**TASK DIRECTIONS:** Tally every line in the data that has the word "Clear" and report only the total.

(Component data from apps and pages)
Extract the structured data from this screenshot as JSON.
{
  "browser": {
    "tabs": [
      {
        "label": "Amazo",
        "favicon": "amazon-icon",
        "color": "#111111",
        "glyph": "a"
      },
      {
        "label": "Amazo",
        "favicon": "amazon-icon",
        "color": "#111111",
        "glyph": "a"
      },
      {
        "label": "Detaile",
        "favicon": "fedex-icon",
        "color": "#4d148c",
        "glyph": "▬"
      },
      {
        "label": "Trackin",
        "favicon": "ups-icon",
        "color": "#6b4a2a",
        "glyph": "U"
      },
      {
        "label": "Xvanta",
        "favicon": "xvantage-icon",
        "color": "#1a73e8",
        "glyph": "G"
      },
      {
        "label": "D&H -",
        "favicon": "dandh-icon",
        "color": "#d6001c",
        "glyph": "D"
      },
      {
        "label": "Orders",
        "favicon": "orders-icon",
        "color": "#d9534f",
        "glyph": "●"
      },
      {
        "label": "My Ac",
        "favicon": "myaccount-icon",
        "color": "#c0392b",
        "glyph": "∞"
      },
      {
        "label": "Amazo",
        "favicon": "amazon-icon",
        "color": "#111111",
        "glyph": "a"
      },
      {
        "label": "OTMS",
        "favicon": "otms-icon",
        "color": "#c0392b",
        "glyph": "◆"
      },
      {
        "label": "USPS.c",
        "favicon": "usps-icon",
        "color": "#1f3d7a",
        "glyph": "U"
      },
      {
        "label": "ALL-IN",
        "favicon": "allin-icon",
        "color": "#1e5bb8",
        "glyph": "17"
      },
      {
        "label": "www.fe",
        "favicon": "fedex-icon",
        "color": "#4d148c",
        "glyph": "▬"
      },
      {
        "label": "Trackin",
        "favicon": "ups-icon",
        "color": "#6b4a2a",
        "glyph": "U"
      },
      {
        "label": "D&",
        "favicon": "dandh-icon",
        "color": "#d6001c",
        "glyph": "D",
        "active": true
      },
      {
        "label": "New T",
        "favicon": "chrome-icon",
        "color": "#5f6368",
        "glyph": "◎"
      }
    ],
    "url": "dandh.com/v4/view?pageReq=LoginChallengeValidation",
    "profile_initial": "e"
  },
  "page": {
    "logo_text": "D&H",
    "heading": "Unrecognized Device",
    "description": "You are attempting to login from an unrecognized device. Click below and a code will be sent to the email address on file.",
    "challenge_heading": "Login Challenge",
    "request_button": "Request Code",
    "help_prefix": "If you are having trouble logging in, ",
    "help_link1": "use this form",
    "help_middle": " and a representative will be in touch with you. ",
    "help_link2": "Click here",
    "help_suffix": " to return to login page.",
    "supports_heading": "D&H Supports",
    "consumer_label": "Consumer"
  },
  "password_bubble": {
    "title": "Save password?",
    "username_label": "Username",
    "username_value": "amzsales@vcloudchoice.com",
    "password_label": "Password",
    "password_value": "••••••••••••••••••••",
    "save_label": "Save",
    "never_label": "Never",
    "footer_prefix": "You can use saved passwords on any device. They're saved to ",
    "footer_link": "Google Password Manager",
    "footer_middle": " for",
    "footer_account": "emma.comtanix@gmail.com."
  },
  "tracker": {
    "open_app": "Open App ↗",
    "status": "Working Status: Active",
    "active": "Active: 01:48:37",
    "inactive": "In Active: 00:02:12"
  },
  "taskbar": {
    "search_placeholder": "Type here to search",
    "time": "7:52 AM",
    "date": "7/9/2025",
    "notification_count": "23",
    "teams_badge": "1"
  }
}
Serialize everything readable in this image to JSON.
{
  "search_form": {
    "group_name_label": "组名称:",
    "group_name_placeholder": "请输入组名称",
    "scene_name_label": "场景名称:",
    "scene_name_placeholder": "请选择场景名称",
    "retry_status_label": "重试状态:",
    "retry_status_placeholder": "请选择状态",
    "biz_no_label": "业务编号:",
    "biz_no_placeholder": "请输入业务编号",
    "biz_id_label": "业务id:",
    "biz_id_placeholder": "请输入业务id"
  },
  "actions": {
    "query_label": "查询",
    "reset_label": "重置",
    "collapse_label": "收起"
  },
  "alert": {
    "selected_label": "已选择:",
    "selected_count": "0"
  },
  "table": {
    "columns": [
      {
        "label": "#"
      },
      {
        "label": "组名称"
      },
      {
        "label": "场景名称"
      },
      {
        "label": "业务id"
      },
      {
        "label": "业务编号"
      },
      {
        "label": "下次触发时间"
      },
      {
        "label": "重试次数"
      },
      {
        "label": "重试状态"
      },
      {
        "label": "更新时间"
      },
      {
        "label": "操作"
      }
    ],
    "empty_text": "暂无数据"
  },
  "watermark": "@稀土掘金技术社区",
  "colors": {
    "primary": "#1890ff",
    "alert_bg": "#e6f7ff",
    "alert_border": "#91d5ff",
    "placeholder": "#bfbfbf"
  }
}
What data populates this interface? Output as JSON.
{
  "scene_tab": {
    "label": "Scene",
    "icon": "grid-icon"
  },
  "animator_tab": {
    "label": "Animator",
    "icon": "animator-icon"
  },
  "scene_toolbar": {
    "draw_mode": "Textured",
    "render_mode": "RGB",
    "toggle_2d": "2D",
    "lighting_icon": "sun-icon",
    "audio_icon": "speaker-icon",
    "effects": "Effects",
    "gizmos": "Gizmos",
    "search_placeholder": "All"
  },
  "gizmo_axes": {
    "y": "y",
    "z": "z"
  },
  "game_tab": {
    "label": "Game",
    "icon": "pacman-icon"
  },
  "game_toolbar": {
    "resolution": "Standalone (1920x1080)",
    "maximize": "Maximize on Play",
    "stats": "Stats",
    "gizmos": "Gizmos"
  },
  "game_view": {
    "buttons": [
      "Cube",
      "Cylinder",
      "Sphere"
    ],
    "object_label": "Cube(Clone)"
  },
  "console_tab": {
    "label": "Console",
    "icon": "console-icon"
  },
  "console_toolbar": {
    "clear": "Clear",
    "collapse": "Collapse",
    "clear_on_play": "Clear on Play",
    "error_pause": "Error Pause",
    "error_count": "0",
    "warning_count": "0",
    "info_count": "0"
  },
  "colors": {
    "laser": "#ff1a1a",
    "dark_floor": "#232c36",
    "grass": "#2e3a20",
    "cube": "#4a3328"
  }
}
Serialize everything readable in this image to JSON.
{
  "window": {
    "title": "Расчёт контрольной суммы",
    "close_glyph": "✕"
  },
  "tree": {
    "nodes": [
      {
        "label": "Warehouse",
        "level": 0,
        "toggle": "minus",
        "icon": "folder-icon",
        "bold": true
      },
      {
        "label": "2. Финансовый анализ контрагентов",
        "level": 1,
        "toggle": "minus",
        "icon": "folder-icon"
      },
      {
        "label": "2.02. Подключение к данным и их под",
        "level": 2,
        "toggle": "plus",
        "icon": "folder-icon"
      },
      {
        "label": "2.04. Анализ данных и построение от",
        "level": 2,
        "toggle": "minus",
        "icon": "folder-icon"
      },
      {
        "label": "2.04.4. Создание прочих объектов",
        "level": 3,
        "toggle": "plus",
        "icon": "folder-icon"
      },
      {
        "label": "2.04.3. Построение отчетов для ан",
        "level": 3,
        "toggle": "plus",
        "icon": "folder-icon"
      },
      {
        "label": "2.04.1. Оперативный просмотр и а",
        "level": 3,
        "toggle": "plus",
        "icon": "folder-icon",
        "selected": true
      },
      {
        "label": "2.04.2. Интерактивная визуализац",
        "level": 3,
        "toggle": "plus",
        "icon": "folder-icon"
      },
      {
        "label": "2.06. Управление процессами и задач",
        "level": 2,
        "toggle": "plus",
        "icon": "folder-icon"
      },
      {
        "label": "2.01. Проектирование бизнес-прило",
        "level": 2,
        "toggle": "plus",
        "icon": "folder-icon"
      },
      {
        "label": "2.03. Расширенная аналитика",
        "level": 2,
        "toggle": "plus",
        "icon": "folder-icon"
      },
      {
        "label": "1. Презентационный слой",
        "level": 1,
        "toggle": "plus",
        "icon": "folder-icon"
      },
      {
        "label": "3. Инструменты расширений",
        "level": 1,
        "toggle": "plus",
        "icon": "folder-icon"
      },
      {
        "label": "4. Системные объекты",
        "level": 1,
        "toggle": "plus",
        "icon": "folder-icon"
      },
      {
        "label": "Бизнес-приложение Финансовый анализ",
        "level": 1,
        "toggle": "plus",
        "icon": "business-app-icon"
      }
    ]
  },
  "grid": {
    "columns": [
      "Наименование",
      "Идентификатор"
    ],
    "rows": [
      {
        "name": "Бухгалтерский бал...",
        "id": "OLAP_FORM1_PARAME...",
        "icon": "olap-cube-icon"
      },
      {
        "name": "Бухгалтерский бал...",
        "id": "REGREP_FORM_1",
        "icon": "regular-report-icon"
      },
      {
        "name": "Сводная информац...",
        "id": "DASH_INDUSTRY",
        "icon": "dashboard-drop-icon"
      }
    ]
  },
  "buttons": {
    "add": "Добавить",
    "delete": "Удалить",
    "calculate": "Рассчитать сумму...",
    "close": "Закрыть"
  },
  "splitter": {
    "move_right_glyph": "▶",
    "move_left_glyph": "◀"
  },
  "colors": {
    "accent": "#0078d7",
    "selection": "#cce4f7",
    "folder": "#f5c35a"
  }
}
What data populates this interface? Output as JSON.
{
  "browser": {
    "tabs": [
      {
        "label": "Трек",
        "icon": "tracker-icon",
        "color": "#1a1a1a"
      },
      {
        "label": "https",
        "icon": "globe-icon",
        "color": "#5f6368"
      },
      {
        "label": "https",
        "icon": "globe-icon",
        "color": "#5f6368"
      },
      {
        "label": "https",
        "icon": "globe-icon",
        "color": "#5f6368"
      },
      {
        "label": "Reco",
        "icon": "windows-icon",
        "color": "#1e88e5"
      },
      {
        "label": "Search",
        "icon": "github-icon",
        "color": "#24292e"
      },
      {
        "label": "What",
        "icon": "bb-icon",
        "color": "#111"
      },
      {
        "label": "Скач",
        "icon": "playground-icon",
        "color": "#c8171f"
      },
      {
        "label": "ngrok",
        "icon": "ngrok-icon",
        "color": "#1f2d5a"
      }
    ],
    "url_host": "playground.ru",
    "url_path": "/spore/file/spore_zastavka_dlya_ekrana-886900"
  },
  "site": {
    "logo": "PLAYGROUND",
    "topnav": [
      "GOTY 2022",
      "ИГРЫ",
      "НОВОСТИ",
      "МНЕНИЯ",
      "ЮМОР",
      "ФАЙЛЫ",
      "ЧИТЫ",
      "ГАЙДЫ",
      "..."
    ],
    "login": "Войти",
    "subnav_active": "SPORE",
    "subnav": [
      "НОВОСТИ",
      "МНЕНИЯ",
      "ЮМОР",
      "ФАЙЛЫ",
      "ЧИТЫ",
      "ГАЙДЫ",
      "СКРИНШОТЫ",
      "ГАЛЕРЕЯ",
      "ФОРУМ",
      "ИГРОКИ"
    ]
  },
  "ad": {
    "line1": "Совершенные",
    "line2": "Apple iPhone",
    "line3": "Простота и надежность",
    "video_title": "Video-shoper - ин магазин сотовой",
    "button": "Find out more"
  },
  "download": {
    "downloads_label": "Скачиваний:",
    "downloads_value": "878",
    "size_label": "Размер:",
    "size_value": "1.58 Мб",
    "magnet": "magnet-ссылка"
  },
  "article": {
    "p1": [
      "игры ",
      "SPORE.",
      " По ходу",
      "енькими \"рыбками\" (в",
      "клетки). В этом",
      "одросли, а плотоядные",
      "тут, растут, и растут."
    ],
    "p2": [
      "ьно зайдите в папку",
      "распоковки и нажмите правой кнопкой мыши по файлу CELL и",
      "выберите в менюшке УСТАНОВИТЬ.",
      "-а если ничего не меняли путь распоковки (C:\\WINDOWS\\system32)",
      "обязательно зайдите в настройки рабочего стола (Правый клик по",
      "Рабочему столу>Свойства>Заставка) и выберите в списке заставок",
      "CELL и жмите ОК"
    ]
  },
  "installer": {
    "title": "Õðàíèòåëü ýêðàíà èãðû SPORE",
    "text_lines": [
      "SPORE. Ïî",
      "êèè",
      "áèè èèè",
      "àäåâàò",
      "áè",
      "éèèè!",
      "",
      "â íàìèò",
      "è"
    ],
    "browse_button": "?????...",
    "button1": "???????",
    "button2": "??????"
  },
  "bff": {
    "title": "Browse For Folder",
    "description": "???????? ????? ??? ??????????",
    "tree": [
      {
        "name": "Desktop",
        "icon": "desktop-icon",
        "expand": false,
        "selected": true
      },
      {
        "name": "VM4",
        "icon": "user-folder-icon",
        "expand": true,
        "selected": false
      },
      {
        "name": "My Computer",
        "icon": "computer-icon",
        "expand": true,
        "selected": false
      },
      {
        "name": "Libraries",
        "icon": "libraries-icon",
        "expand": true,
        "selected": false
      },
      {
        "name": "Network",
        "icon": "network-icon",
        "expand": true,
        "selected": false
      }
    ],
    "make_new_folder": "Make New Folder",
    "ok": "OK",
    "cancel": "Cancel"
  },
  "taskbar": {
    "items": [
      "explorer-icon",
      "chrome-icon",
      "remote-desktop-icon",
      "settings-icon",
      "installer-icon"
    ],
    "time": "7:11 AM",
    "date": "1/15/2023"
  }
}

**REPLY TO THE TASK:** 2